One can think that since the unexpected is unpredictable, it escapes all preparation. Nothing more wrong. Who has not been facing exams in school? Oh! of course! Surprises are unequal values. But, as a general rule, one can check the degree of preparation. The same rule applies to job interviews. We distinguish between people who are ready and those who are not. The same rule applies to the various challenges that life launches. Why did we refuse it one day, accepted it the other day? In one case we were not ready, in the other case, yes. We can feel deep inside us the development of maturity that makes us more and more apt to leave the fragility of the child to face the vagaries of life.

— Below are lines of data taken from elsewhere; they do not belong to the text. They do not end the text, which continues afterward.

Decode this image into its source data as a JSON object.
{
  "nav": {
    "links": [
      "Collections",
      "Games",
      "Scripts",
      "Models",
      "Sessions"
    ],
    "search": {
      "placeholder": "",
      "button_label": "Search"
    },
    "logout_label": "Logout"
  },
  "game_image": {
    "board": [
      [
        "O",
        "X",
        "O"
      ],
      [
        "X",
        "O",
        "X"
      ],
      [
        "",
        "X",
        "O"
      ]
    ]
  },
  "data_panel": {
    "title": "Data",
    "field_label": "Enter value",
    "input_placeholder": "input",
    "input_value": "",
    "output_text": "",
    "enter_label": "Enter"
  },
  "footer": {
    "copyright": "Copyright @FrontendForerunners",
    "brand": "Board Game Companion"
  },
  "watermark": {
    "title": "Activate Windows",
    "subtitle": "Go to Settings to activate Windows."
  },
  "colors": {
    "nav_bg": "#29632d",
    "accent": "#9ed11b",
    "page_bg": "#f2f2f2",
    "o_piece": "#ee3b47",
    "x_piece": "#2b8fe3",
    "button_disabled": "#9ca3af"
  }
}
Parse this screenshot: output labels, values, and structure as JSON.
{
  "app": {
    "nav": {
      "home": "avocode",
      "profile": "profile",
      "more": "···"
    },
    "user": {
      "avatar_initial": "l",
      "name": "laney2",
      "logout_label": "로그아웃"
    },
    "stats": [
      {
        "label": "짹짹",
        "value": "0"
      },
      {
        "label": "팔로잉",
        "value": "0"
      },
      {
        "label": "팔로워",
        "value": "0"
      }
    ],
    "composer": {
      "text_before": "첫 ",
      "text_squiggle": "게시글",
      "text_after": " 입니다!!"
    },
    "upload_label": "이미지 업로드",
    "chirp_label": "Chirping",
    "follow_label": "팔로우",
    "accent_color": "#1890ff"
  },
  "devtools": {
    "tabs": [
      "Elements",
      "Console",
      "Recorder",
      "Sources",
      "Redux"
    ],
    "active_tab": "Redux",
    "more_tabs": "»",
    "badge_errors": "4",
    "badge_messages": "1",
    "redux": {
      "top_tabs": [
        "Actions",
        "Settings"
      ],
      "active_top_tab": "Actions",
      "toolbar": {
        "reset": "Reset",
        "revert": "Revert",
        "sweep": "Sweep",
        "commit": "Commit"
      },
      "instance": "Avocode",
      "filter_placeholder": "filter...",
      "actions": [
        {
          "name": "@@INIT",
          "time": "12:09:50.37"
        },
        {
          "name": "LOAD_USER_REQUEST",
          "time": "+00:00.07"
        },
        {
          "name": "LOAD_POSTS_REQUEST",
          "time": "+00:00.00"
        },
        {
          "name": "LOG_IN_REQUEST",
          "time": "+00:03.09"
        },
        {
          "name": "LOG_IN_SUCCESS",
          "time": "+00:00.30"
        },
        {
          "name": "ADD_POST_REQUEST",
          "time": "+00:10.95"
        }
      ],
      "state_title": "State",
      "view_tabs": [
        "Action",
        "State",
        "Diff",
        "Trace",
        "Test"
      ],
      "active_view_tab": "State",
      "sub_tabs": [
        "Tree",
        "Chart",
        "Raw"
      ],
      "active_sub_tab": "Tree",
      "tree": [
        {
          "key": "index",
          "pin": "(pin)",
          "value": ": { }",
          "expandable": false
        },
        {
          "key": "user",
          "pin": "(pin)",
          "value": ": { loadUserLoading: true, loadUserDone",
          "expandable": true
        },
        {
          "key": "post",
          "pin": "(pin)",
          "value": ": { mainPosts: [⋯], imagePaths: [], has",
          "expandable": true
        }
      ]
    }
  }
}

Unfortunately, this maturing to live the unforeseeable is not an automatic process. An example? There has been much talk in the newspapers about the collapse of a repair viaduct that killed one person in the northern suburbs of Montreal. Of course, having known that the vibrations of the cars and the wind would have moved the concrete beams, we would have intervened. However, the verdict of the investigation was severe: lack of communication between different groups, lack of supervision of a junior engineer. Do you think there was a lack of communication just the day before the accident, or was it the first time that we did not care about good mentorship? We let go a first time, then a second time, and in the end, it became a corporate culture. The attitude that would have been necessary to face the unforeseen no longer existed.

The Gospel tells us that Jesus, at the time of Tiberius Caesar, opened himself to something new, the preaching of John the Baptist. He was ready, the obstacles had already been removed. How did he prepare? Unfortunately, we know almost nothing about his private life. But it seems to me that one could take over what is said to people who are preparing for retirement: something that you did not do before your retirement, you will not do more when you retire. I have no hold on the future, but only on the present. If I'm open today, I'll be open tomorrow. If I love today, I will love tomorrow. And even if I do not know anything about my death, this death will be a mirror of my life.

That is why it is urgent to change as of today our mindset, as Jesus so often repeats. A real story illustrates it. One day, a woman, patient of a psychiatrist, in a moment of madness, swallows a full line of medicine in a gulp to put an end to her situation. But in a last burst of life, she grabs the phone, of pain and misery dials the number of his psychiatrist and, in the absence of response, stammers her name in the voicemail. Everything seems finished, and her mind gets confused more and more. But very soon after, this psychiatrist calls back, and while she managed to pick up the handset, he talks to her constantly to keep her awake while asking for the dispatch of paramedics. She was saved and, to express her gratitude, wrote a letter in the newspaper to tell the whole story. Everything held in the care that took someone to return a call. Do you think this was the first time this psychiatrist had bothered to return a call and cared for a patient? But behind this returned call, there are all these other calls eagerly returned day after day.

I do not know the future and no doubt life has many surprises in store for me. However, in my daily attitude and the decisions that I take today, I can remove the barriers that Isaiah is talking about and thus enlarge my capacity to welcome what will be given to me. Jesus has no other secret to share with us than this one.


-André Gilbert, Gatineau, August 2003